I don’t think, though, that reading the day’s headlines was the newspaper’s only purpose. If that were the case, headlines with very small stories would be sufficient. The newspaper was a powerful medium because they could be a deep window into the world. They provided readers with a clear understanding of what’s going on in the world that’s worth knowing, meaningful insight to what’s important about each of those headlines, and the opportunity to learn about topics readers never would have sought out themselves. Coverage, insight, serendipity. All in one place, consistently.

Baxter then goes on to define, in detail, how that itch, scratched, could be rebuilt into a thriving 21st Century business:

Here’s what it is: an organization whose goal is to be the only place readers need to go to find out what’s going on that’s important (coverage) and what’s meaningful about news events and relevant issues (insight and context). Go deep on certain subjects (politics, technology, sports) and make their writing on it so good that anyone interested in the subject has no choice but to read it. Embrace the web, rather than resist it. General-interest articles are freely available, and verticals are gated but open to links. Publish links to terrific pieces from other sources, and do so as prominently as they do their original content.

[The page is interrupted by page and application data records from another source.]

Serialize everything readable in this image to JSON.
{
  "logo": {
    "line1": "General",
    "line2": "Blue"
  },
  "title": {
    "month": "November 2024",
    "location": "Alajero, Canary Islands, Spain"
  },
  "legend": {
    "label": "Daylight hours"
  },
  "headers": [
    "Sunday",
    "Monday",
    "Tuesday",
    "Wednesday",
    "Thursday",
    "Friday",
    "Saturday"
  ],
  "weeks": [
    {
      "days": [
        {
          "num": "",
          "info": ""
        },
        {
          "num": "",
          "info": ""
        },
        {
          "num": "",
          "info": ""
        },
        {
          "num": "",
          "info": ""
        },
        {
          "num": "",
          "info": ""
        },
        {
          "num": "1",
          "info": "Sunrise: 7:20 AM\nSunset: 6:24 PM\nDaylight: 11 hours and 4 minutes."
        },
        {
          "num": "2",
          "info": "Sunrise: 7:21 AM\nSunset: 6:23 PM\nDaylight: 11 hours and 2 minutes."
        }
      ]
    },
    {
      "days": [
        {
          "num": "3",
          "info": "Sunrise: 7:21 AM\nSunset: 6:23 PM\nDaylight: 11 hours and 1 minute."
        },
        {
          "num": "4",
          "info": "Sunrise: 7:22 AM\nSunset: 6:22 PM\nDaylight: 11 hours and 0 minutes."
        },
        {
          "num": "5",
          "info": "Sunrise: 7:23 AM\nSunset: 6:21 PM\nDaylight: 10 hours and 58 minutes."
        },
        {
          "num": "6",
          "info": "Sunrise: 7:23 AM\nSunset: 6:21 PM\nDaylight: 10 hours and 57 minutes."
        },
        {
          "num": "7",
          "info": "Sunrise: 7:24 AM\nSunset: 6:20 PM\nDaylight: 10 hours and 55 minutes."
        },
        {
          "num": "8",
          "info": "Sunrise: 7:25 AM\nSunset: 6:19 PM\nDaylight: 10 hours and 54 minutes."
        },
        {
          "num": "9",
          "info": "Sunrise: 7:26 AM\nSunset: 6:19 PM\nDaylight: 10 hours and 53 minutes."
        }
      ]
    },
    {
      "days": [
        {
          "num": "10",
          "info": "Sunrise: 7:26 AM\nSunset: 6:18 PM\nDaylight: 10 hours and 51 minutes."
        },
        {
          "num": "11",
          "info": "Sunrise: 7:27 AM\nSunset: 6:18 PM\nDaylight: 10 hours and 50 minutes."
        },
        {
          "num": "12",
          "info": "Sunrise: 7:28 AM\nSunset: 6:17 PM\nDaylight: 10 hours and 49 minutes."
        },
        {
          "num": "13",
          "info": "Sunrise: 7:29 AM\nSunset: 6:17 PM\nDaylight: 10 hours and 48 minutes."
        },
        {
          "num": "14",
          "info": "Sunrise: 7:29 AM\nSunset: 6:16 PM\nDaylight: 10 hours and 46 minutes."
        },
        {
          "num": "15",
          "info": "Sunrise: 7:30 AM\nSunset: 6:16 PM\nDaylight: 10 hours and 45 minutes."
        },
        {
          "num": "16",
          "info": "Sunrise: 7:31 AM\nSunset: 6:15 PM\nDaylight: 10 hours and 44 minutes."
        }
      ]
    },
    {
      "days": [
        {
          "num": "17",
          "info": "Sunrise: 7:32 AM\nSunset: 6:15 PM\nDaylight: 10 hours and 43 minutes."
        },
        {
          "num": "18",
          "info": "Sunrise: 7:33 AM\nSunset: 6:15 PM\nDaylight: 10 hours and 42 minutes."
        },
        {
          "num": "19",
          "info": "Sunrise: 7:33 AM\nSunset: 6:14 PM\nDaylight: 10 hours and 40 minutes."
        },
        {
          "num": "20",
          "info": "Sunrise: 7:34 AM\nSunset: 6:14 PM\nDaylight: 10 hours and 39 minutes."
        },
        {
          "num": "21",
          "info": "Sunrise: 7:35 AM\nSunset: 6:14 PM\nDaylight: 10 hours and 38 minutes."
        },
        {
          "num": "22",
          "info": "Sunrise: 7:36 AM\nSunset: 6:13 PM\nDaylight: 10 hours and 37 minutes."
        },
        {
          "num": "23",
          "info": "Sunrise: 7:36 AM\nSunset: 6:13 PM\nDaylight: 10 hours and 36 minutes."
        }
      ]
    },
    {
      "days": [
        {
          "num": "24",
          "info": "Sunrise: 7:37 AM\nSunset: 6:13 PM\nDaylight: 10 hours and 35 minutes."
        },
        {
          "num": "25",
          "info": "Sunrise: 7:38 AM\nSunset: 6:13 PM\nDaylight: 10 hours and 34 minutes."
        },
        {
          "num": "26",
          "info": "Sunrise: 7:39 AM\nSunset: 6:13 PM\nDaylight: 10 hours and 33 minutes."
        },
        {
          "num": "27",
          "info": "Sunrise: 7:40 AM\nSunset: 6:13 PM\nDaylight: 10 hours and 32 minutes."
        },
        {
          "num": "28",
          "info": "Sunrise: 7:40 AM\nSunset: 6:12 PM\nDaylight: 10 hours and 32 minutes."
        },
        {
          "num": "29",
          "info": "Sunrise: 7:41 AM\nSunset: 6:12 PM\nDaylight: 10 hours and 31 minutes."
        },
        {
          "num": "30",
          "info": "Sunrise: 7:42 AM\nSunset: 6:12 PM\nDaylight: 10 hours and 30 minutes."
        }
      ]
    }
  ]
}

Here’s the business model: rather than target a mass audience with advertisements and augment it with subscriptions, target audiences passionate about certain subjects with reasonable subscriptions and augment with advertising to mass audiences. Provide everyone with a collection of original reporting, in-depth reporting on topical issues, and links to must-read pieces from other sources that, together, provide coverage of news and insight into its meaning. Use the general-interest content, which is completely open to share, to build readership and funnel people toward the verticals. Allow subscribers to share articles.

There’s lots more at the link, well worth your time if you care at all about the survival of journalism.